Your assignment =>
Scan the lines below for the string "name". Reply with how many match, and no other words.

....

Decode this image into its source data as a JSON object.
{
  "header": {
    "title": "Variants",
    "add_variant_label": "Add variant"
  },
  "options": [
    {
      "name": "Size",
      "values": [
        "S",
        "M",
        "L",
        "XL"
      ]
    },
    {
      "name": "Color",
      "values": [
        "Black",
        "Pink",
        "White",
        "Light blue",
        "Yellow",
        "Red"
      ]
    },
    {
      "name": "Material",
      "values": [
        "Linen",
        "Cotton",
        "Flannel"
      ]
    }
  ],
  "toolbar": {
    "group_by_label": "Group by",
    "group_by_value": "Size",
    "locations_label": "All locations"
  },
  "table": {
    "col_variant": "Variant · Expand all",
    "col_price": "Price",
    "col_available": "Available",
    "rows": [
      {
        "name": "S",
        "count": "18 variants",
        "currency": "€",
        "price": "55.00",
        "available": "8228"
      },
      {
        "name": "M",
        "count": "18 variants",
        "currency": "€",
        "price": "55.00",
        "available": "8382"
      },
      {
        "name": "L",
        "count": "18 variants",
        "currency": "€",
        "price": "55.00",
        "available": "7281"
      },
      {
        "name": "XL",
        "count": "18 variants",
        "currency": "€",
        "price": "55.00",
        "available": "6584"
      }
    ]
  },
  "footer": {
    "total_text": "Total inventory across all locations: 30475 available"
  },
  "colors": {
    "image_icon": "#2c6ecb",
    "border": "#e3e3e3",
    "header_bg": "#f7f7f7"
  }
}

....

Solution to the problem =>
7